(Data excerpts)

Content starts

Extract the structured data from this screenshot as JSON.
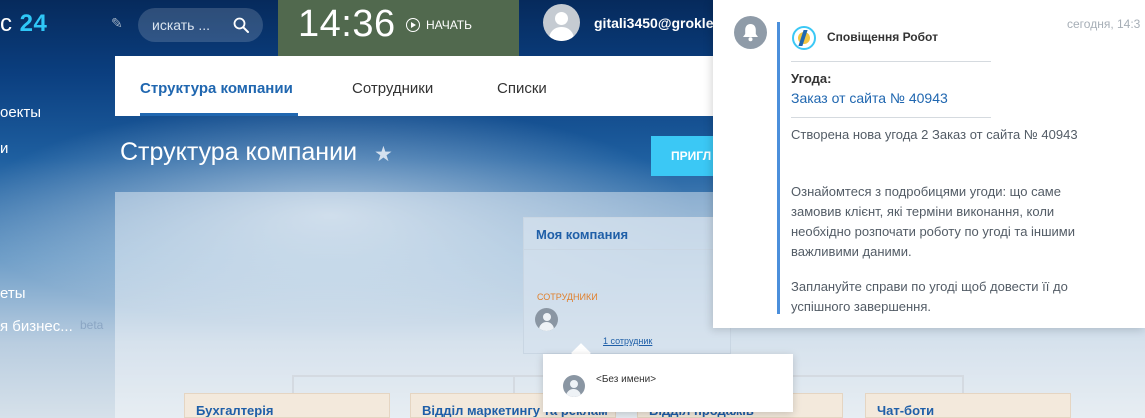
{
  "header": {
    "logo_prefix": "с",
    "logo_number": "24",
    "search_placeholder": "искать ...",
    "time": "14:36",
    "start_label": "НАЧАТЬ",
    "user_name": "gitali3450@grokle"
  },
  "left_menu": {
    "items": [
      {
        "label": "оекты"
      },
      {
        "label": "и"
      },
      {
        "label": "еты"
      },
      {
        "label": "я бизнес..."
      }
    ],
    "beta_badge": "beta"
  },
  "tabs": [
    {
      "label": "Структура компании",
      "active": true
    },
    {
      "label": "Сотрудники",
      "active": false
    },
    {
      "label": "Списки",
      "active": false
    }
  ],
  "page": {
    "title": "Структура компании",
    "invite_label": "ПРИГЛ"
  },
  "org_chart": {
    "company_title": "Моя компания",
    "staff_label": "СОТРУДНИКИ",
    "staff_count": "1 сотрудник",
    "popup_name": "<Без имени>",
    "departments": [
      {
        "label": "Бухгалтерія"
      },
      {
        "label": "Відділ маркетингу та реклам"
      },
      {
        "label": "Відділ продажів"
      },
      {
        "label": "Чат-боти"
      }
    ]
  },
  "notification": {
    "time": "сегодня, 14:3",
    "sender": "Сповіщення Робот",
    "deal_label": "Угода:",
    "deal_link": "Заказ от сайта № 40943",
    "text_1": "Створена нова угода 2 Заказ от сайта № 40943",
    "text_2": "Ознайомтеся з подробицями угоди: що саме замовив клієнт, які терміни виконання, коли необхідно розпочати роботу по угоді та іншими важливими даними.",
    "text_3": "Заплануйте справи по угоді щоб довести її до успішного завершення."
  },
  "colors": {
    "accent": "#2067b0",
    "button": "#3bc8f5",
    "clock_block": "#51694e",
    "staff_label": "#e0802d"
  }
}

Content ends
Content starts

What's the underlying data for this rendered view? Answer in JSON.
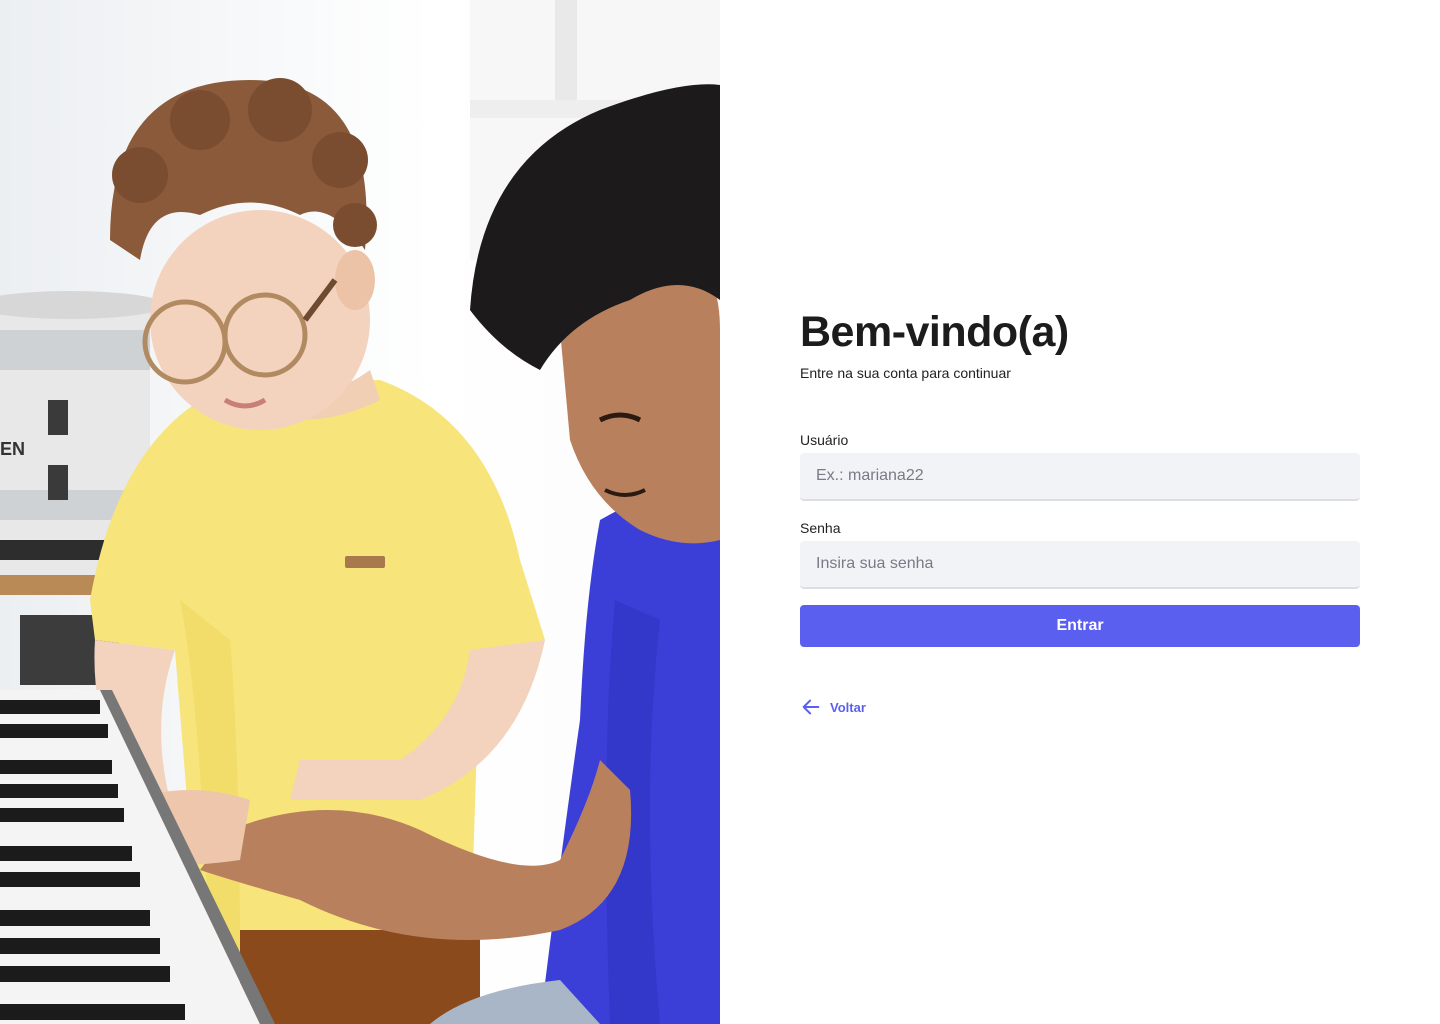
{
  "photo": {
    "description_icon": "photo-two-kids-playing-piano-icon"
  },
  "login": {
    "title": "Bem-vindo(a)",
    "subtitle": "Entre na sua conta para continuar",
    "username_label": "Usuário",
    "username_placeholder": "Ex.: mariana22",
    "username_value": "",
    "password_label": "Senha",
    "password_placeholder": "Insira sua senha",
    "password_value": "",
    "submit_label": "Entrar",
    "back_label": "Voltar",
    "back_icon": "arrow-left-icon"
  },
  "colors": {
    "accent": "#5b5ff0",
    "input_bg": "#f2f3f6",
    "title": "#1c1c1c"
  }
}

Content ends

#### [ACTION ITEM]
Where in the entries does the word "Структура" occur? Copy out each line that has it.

#### [FINAL ANSWER]
      "label": "Структура компании",
    "title": "Структура компании",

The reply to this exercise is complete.